I didn't question either as to how and why both were adopting a religion - I just thought it couldn't hurt either and both could absorb quite a bit of it - so I let destiny take its course. Two days later I was walking down the main street and here came the town's chief boot-legger, Louie the Greek, carrying a big drum that was marked very plainly - The Salvation Army, and as he was glaring glassy eyed right through me or over me and didn't even act as if he saw me at all I looked back to see what he was staring at and there came Silent Bill, Windy Jack and half of the Salvation Army surrounding them. The two parties met right near me so I listened to what it was all about. At first it didn't make sense - too much and too many all talking at once, then in a clear voice Louie, the Greek, said "Hokay - you got drum back, I got nutting - everybody now Hokay - but me and Silent Bill, we got dirty bizness to clean - you be my place ten minutes or I come find you Hokay Beel?" Then Windy got the floor and started one of his pleading beseeching talks on behalf of his pardner who now knew he had done wrong and he would pray to be taken back into the flock and he (Windy Jack) would pray with him and would any sister or brother there deny this fallen creature the right to pray to be saved, and would anyone there not only pray for him too, but would help him (Windy Jack) to keep his pardner on the straight and narrow path forever and ever "Amen," Some still looked a little dubious but all agreed to pray for him as they left taking their big drum with them and leaving Windy Jack, Silent Bill and myself all alone. Nothing was said and no one moved for a long two or three minutes until Silent Bill "We go home," and we three did and for once all were silent. Then as we got inside the house (I couldn't stand another minute without knowing what was going on), I said like the Greek - "Hokay - damn you two what have you done now?" Windy Jack took the floor and said, "Well, right after Xmas we were broke - not even a nickel between Bill and I - and by grannies we're too proud to beg and anyway I don't think even now three days before payday that you'd loan us money, you cheap skate.

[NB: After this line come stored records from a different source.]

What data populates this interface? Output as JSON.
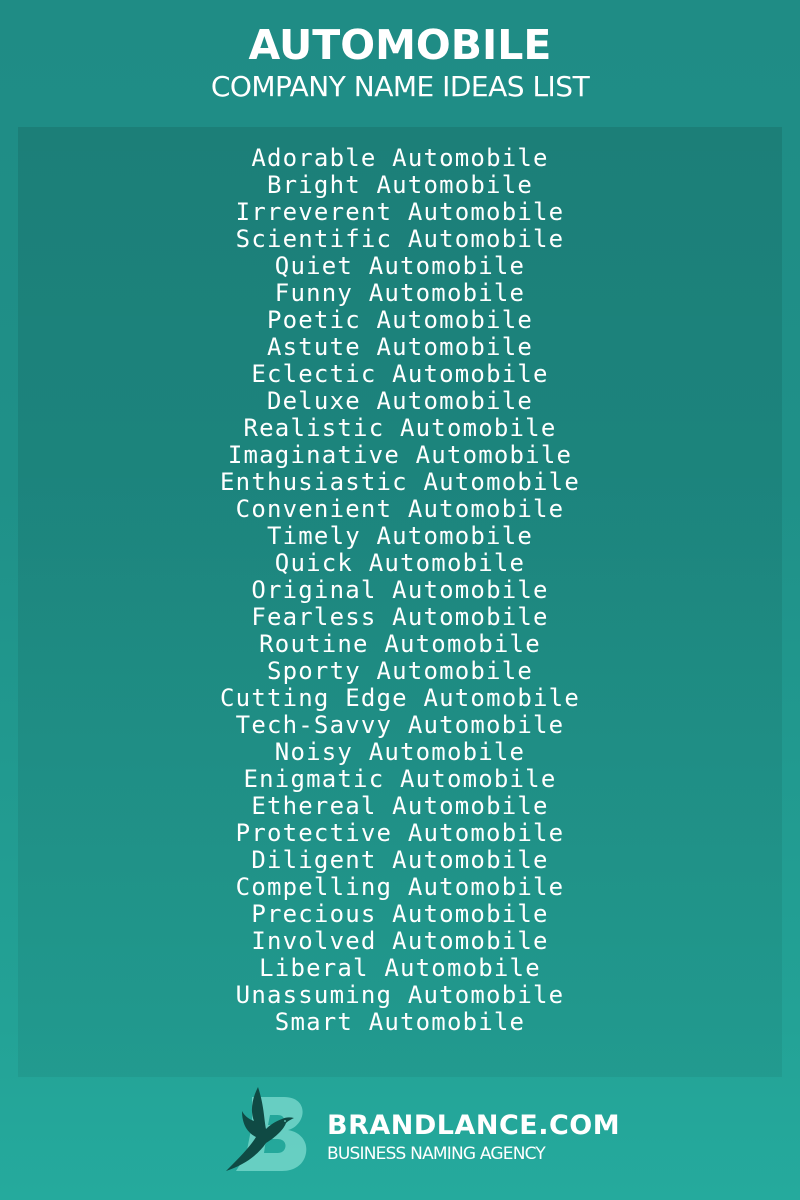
{
  "header": {
    "title": "AUTOMOBILE",
    "subtitle": "COMPANY NAME IDEAS LIST"
  },
  "names": [
    "Adorable Automobile",
    "Bright Automobile",
    "Irreverent Automobile",
    "Scientific Automobile",
    "Quiet Automobile",
    "Funny Automobile",
    "Poetic Automobile",
    "Astute Automobile",
    "Eclectic Automobile",
    "Deluxe Automobile",
    "Realistic Automobile",
    "Imaginative Automobile",
    "Enthusiastic Automobile",
    "Convenient Automobile",
    "Timely Automobile",
    "Quick Automobile",
    "Original Automobile",
    "Fearless Automobile",
    "Routine Automobile",
    "Sporty Automobile",
    "Cutting Edge Automobile",
    "Tech-Savvy Automobile",
    "Noisy Automobile",
    "Enigmatic Automobile",
    "Ethereal Automobile",
    "Protective Automobile",
    "Diligent Automobile",
    "Compelling Automobile",
    "Precious Automobile",
    "Involved Automobile",
    "Liberal Automobile",
    "Unassuming Automobile",
    "Smart Automobile"
  ],
  "footer": {
    "logo_icon": "bird-b-logo-icon",
    "brand": "BRANDLANCE.COM",
    "tagline": "BUSINESS NAMING AGENCY"
  },
  "colors": {
    "background_top": "#1f8c85",
    "background_bottom": "#25aa9d",
    "text": "#ffffff",
    "logo_dark": "#0f4a44",
    "logo_light": "#6fd3c7"
  }
}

Now would you?" (I fooled him I did, I handed him a five,...without stopping Windy Jack's talk) and so we figured to get the necessities of life the only way we could without begging, was to join the Army. So Bill picked up the money that was donated and I made some very long and fine talks and we just held out a little money for old Bill had run plum out of whisky and you and that other dirty rat of an owner drank most of his Xmas presents up the first day he got them. So we got money anyway we could - and we did real well and nothing like this would of happened but Bill got up this morning and there was only a few swallows left in his jug and not one red cent between us. So we had a conference and the decision was made and passed that we would go to the Salvation Army Headquarters and see if anything could be done - we were there quite awhile and not a soul was there. We waited and waited but finally after awhile Bill took real nervous and I could see he was suffering very much.
Drummer: Louie, the Greek.
I took Bill and the big drum down to the Greek's and sent him in to see if he could make a deal - in a few minutes Bill came out with a happy smile on his face and a jug of corn likker in his hand. Well, that jug was only half gone when we were captured and of course we surrendered as they were too many of them and now you know all - "but one thing more" says Windy Jack" I wonder who told the Captain where his drum was and how did he get wise." Well, so do I but I'm not going to dig to find out. It's getting too close to going back to camp. Halelula! Peace on earth and good will to men.